The researchers from RMIT University, École Polytechnique fédérale de Lausanne (EPFL) and Ludwig Institute for Cancer Research in Lausanne, have devised a new lab-on-a-chip technology that tells scientists how human cells communicate. It offers researchers unprecedented insights into how individual cells behave – something that scientists are discovering is far more complex than previously thought.
Originally, the technology is a sensor through which scientists can isolate single cells analyze them in real time and observe their complex signaling behavior without disturbing their environment.
Distinguished Professor Arnan Mitchell, Director of RMIT’s MicroNano Research Facility, said single cell analysis held great promise for developing new treatments for diseases but a lack of effective analysis technologies was holding back research in the field.
“We know a lot about how groups of cells communicate to fight disease or respond to infections but we still have a lot to learn about individual cells,” Mitchell said.
“Studies have recently shown that you can take two cells of the same type and give them the same treatment but they will respond very differently.
“We don’t know enough about the underlying mechanisms to understand why this happens and we don’t have the right technologies to help scientists figure it out.
“Our solution to this challenge is a complete package – an integrated optofluidic biosensor that can isolate single cells and monitor the chemicals they produce in real-time over at least 12 hours.
“It’s a powerful new tool that will give us a deeper fundamental understanding of cell communication and behavior. These insights will open the way to develop radically new methods for diagnosing and treating disease.”
Seeing how individual cells collaborate and impart is basic to growing new treatments for genuine maladies, to better tackle the energy of the body’s own resistant framework or definitely target defective cells.
In the study, scientists demonstrate how the technology can be used to examine the secretion of cytokines from single lymphoma cells. Cytokines are small proteins produced by a broad range of cells to communicate to other cells, and they are known to play an important role in responses to infection, immune disorders, inflammation, sepsis, and cancer. The study found the lymphoma cells produced cytokine in different ways, unique to each cell, enabling researchers to determine each cell’s secretion fingerprints.
Mitchell said, “If we can build up a clear picture of this behavior, this would help us sort good cells from bad and enable us to one day develop treatments that precisely target just those bad cells.”

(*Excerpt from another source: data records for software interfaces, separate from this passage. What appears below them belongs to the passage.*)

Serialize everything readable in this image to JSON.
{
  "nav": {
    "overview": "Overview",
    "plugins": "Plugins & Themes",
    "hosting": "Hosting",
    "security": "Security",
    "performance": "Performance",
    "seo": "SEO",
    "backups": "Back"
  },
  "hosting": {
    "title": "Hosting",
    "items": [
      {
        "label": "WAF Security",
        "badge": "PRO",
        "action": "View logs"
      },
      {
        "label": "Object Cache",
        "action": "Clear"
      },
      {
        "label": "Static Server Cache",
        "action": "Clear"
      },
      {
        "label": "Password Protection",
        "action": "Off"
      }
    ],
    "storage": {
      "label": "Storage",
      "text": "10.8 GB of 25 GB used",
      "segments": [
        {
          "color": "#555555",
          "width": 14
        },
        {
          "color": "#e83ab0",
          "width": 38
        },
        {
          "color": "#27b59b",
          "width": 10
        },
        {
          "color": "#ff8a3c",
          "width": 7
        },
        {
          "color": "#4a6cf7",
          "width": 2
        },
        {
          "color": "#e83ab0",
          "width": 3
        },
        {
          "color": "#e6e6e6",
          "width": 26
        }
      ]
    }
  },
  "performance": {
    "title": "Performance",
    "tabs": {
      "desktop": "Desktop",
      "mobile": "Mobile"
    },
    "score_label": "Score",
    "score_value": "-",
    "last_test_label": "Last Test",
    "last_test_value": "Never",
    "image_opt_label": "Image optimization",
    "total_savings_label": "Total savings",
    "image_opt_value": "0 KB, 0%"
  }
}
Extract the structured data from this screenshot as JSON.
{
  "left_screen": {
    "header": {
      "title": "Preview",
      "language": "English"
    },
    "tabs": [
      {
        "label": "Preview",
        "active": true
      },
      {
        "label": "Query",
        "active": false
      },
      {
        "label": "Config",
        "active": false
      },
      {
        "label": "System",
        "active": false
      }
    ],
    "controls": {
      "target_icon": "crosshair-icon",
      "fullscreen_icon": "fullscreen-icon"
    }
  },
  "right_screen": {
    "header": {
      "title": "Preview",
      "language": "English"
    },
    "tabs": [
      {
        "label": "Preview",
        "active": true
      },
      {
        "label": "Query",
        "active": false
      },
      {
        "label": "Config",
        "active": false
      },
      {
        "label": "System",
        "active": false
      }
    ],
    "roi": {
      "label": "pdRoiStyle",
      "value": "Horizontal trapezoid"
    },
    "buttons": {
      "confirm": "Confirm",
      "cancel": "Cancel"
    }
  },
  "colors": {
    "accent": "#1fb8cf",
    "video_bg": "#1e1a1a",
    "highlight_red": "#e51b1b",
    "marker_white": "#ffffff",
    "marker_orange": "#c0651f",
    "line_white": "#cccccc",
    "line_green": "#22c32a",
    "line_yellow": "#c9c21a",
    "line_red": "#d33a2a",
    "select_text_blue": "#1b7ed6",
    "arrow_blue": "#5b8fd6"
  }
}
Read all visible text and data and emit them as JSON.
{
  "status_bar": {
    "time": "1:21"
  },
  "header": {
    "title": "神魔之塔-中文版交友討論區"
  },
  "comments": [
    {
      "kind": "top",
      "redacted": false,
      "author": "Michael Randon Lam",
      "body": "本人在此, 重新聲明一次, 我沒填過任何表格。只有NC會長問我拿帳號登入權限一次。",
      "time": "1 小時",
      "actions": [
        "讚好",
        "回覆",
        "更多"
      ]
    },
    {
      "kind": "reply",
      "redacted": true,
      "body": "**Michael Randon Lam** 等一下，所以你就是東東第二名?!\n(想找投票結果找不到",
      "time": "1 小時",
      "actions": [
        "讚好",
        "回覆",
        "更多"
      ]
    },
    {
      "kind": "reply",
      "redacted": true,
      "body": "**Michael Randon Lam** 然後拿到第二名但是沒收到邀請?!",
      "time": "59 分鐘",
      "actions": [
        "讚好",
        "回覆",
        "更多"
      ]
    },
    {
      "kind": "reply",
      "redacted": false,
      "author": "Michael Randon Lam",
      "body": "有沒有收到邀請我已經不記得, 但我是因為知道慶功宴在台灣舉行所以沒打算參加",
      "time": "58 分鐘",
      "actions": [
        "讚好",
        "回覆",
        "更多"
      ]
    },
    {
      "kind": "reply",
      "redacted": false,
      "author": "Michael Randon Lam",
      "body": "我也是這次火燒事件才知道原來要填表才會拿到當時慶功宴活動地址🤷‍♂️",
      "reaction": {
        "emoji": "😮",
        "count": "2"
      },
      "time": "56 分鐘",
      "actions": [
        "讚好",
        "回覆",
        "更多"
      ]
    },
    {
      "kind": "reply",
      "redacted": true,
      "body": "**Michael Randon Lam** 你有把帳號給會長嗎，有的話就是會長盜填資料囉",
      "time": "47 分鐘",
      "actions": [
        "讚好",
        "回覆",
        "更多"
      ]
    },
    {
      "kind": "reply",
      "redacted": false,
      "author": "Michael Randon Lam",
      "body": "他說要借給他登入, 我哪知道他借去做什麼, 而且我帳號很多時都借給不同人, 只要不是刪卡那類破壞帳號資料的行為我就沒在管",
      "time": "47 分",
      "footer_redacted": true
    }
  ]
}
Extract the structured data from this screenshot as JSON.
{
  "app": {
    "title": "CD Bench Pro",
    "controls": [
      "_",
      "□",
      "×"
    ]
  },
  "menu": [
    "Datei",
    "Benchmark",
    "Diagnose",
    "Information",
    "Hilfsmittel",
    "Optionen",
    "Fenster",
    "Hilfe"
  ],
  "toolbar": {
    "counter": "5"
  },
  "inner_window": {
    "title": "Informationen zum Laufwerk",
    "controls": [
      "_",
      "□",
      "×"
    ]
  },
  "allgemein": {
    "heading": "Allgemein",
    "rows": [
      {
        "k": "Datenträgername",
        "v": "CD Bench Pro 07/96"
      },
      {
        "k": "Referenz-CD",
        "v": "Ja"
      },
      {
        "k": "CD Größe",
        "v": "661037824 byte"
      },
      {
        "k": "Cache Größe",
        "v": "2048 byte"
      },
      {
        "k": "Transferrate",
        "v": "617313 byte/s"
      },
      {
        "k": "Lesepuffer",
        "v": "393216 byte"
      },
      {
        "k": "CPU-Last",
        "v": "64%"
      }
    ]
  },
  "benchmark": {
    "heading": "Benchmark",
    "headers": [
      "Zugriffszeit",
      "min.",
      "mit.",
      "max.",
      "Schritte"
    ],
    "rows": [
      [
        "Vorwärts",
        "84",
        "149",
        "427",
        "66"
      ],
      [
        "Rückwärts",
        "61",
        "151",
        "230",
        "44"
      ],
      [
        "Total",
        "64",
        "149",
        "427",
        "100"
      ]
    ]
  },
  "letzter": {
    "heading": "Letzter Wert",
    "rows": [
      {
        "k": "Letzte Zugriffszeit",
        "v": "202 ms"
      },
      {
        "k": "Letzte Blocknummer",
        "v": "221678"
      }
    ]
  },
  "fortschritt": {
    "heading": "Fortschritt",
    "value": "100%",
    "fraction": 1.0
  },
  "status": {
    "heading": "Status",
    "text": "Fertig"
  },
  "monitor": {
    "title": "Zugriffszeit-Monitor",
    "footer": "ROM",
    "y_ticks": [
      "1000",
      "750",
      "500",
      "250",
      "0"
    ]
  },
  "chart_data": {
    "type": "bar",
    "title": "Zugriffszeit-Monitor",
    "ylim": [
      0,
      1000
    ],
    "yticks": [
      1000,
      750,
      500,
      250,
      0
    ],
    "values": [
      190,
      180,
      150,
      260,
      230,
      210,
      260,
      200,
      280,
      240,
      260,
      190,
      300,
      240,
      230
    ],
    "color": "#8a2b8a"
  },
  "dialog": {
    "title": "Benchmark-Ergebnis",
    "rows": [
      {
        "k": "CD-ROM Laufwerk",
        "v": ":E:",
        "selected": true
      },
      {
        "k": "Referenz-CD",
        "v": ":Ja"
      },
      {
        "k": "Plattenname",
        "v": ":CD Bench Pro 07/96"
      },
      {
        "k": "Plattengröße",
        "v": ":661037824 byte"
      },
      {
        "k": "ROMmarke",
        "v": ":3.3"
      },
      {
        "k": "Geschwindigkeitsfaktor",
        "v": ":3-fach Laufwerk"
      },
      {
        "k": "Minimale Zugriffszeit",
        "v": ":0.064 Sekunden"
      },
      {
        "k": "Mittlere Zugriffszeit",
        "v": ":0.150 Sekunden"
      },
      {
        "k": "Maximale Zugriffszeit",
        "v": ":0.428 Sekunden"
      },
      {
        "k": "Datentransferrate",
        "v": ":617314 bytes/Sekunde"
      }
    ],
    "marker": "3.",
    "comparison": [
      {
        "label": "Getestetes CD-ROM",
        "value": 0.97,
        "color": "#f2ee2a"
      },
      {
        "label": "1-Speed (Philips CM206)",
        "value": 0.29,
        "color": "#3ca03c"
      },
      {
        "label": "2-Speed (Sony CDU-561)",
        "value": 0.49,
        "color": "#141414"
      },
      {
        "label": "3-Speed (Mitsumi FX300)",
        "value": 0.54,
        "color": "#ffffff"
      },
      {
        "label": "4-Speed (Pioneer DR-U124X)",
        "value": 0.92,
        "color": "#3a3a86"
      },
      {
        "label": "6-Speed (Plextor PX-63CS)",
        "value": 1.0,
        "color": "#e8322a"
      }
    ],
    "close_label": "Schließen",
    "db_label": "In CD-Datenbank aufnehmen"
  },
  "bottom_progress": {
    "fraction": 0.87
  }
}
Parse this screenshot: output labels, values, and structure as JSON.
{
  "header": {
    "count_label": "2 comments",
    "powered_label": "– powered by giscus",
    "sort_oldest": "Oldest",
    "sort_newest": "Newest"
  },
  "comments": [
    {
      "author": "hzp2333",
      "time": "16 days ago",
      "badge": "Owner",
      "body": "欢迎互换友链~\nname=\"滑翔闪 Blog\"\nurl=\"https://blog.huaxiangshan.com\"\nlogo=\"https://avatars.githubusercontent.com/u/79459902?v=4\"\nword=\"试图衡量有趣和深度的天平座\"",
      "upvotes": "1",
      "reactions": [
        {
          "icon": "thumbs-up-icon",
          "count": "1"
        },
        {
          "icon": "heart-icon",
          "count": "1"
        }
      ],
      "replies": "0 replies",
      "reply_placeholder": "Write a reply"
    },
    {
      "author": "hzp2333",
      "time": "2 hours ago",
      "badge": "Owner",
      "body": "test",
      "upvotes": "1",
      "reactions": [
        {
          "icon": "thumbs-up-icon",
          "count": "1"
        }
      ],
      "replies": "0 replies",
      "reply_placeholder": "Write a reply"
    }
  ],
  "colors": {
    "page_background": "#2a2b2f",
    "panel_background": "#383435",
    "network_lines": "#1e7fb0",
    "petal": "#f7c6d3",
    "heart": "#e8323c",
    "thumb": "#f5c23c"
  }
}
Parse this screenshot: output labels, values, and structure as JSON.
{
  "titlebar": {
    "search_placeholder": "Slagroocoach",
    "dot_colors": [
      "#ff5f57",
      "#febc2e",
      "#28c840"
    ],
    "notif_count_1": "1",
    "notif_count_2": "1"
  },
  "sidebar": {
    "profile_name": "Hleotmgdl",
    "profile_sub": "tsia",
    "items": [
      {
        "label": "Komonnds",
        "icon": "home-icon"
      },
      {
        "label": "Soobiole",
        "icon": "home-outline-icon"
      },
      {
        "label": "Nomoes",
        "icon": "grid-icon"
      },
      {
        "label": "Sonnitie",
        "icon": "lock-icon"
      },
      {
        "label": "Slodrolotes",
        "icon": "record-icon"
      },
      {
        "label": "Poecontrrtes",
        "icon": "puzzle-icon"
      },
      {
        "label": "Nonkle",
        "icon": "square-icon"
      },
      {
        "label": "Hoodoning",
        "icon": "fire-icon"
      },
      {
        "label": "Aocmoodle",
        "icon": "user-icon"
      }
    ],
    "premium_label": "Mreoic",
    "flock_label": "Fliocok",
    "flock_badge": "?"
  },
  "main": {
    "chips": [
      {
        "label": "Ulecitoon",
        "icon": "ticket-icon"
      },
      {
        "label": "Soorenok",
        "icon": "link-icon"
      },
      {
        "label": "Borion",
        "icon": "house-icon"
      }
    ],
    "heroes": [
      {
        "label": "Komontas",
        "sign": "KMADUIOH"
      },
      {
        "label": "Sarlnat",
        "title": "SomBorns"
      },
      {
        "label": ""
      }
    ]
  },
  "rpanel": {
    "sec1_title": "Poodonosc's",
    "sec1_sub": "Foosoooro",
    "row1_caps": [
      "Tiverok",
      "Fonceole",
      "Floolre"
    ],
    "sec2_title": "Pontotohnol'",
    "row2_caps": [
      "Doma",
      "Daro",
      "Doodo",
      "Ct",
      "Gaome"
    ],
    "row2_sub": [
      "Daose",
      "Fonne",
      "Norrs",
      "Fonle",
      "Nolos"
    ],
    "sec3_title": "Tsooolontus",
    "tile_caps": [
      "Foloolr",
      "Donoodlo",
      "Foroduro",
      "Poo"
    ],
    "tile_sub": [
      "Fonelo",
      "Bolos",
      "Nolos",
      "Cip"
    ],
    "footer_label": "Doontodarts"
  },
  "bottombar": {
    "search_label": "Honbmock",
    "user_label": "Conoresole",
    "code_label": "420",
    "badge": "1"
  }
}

The sensor is the latest adaptation of microfluidic chip which contains tiny channels, pumps, and processors, enabling precise and flexible manipulation of fluids. Basically, microfluidics improves the fluids, what microelectronics improves the situation data – incorporating tremendous amounts of minor handling components into a little chip that is versatile, quick and can be delivered rapidly and proficiently.
The new practical and scalable innovation is lightweight and versatile, joining microfluidics with nanophotonics. Moreover, it is perfect with conventional magnifying instruments, the biosensor is a thin glass slide covered with a gold film, punctured with billions of tiny nanoholes arranged in a particular example. These nanoholes transmit a single shade of light, because of an optical phenomenon are known as the plasmonic effect.
By observing the color transmitted, researchers can determine the presence of minute quantities of specific chemicals on a slide without any external labels. This detection method enables the continuous monitoring of the chemicals produced from a single cell in real time.
The nanophotonic sensor is coupled to a microfluidic integrated circuit with fluid channels about the size of a human hair. The circuit includes valves to isolate the cell and concentrate its secretions, and systems to regulate the temperature and humidity to sustain the cell.
The work is a collaboration between the laboratory of Bionanophotonic Systems at EPFL, Switzerland, the Integrated Photonics, and Applications Centre in the School of Engineering at RMIT and Ludwig Institute for Cancer Research, Switzerland.
RMIT microfluidic chips have been pivotal in enabling research across a range of areas – from water quality monitoring to the development of point-of-care blood tests for suspected heart attacks that could deliver results while a patient is still in an ambulance.
The paper, “Label-free optofluidic nanobiosensor enables real-time analysis of single-cell cytokine secretion” is published in Small (DOI: 10.1002/smll.201800698).